ACTIVITY. In the listing below, look for "beam" and copy every line that has it.

-- -- --

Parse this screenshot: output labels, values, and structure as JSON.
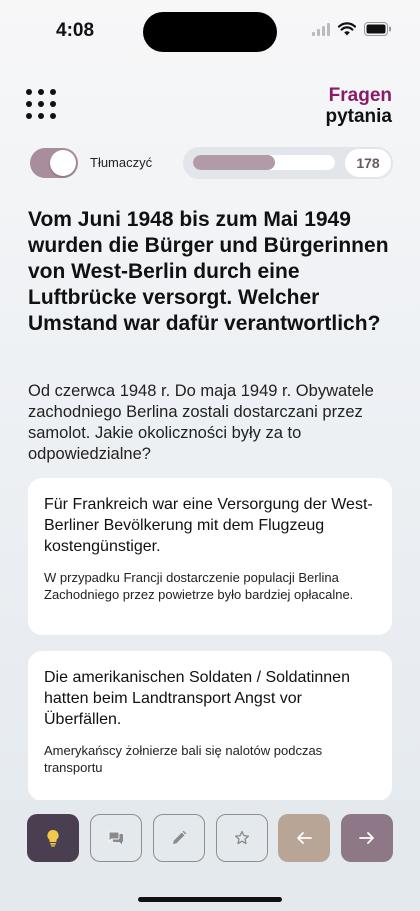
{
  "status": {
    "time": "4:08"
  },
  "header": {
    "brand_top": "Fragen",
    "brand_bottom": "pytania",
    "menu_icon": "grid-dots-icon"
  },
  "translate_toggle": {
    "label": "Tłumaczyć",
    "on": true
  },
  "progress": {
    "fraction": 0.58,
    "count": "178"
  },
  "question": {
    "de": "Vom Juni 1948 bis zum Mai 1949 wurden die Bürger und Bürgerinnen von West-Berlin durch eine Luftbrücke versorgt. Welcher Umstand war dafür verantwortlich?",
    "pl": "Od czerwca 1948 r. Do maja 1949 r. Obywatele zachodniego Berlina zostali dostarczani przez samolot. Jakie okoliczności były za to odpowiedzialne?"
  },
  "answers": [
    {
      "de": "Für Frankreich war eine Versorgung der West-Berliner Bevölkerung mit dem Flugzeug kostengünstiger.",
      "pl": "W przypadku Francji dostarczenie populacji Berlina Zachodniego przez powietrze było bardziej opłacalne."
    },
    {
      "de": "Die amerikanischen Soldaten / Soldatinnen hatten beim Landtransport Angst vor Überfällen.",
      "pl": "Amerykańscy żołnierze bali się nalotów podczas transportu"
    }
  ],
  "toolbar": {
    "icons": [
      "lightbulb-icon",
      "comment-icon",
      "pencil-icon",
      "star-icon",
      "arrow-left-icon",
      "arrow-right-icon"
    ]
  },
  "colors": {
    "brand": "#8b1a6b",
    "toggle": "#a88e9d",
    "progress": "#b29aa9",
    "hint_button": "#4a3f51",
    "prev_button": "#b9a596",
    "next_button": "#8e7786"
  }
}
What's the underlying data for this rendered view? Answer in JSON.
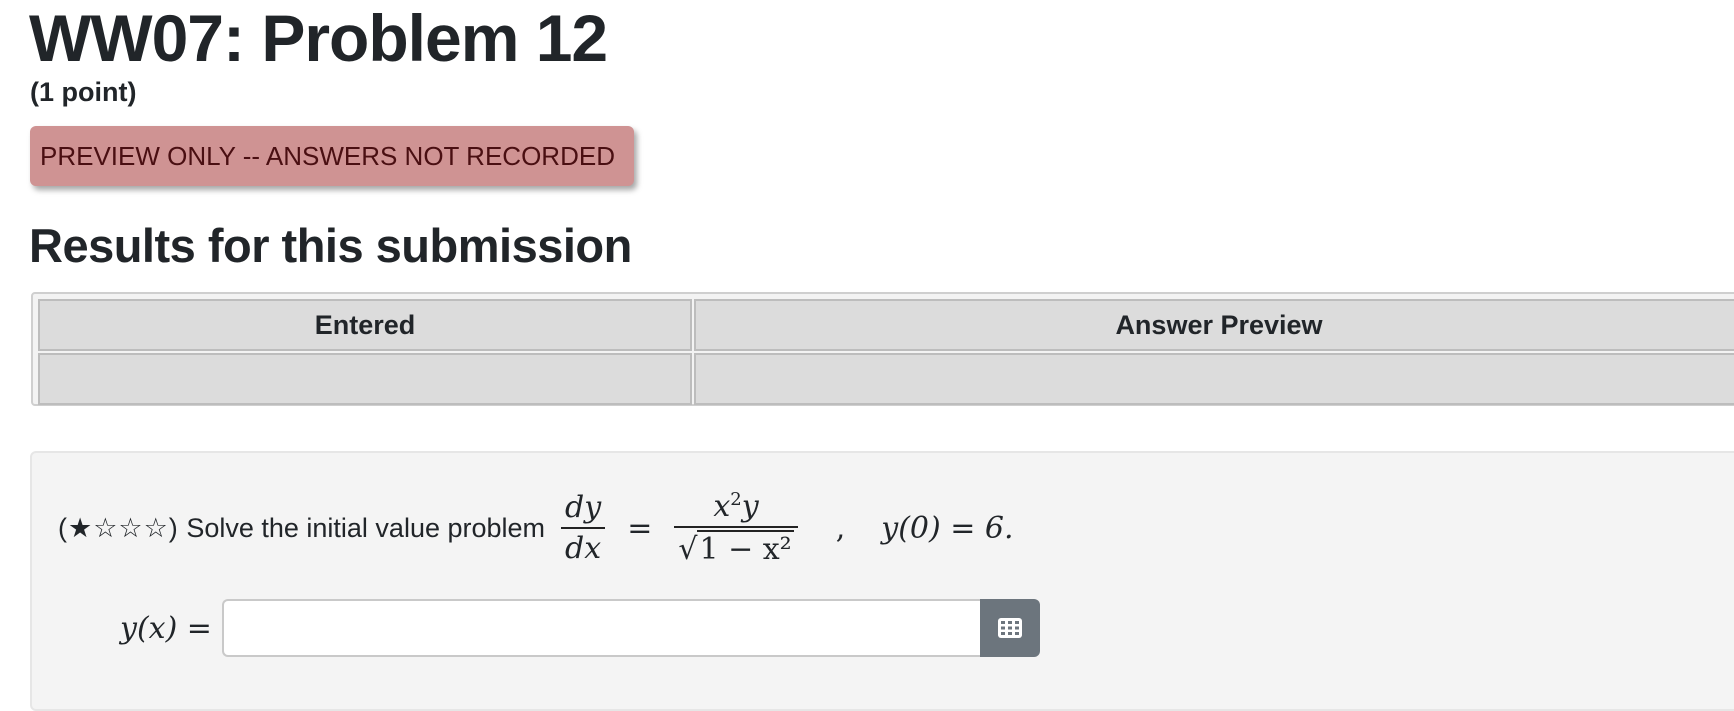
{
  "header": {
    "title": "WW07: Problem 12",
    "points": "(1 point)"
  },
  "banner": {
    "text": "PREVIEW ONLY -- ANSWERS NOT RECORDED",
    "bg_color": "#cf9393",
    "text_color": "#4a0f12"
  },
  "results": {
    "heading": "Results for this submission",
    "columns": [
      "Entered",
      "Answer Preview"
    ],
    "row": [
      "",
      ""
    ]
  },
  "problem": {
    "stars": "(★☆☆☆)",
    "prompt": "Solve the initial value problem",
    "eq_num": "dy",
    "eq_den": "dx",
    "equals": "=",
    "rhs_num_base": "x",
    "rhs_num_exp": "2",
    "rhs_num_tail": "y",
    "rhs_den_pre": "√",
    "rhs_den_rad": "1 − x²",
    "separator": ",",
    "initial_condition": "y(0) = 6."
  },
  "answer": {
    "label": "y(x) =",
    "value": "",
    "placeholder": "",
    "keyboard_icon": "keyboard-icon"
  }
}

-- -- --

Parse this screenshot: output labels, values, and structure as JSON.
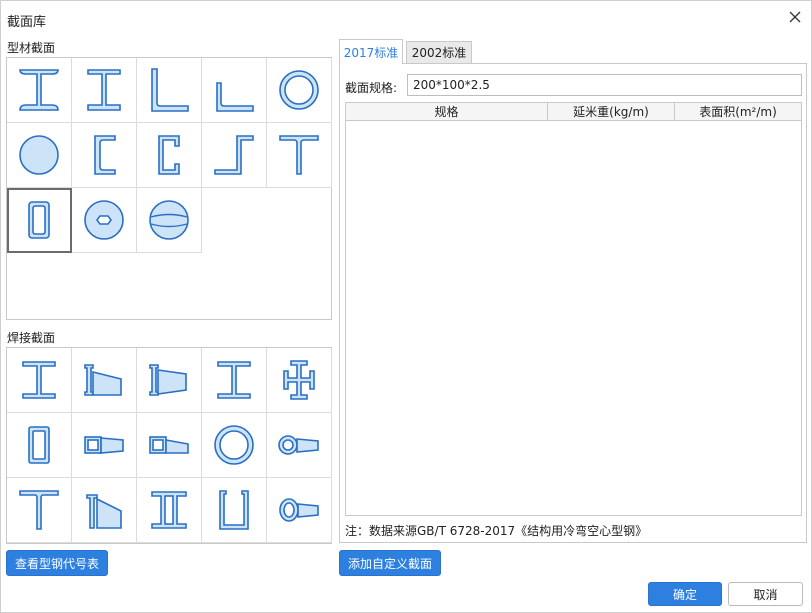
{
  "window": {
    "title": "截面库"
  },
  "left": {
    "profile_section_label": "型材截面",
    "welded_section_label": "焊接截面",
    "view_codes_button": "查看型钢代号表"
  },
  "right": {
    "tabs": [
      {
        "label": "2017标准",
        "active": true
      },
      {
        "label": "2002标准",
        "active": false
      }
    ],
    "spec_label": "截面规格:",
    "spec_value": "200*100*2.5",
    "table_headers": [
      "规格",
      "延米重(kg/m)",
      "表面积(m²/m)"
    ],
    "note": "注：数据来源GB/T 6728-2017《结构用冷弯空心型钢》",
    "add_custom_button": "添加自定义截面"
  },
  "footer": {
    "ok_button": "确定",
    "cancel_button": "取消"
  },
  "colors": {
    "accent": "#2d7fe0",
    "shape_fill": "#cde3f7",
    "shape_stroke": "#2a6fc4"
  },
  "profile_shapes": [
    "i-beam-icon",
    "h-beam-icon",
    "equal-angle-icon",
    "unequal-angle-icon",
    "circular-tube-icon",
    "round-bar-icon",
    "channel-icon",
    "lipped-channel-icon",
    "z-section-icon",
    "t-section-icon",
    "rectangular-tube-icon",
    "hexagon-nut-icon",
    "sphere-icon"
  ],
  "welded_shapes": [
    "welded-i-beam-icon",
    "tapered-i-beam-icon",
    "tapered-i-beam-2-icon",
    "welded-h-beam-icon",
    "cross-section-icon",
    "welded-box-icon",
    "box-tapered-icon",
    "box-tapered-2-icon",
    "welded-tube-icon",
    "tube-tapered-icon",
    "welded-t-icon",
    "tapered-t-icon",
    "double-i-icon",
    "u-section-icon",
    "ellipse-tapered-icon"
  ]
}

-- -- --

WRITTEN ANSWER.
    "i-beam-icon",
    "h-beam-icon",
    "welded-i-beam-icon",
    "tapered-i-beam-icon",
    "tapered-i-beam-2-icon",
    "welded-h-beam-icon",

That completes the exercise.